PROBLEM TO SOLVE - Report back every line in the data that includes the string "file".

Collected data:
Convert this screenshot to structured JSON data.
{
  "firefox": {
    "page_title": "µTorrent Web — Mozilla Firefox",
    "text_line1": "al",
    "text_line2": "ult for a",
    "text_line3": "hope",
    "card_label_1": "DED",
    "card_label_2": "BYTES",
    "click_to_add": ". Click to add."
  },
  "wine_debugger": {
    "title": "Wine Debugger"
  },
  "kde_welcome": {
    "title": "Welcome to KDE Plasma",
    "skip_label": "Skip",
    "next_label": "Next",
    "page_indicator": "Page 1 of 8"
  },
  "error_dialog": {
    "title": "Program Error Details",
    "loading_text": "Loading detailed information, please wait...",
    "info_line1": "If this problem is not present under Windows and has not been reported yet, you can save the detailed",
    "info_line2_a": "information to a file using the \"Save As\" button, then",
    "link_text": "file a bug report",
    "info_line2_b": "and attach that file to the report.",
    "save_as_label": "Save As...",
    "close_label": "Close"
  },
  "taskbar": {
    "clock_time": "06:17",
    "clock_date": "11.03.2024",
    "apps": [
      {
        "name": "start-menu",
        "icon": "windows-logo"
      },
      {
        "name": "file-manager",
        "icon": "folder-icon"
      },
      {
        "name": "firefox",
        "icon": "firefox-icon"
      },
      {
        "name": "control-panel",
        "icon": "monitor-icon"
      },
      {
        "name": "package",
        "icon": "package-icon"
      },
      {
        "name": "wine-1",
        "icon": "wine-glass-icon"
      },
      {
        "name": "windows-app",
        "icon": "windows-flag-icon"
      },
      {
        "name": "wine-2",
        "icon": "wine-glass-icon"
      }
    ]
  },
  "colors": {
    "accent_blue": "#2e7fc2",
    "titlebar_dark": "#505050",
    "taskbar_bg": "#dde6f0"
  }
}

ANSWER SPACE -
    "info_line2_a": "information to a file using the \"Save As\" button, then",
    "link_text": "file a bug report",
    "info_line2_b": "and attach that file to the report.",
        "name": "file-manager",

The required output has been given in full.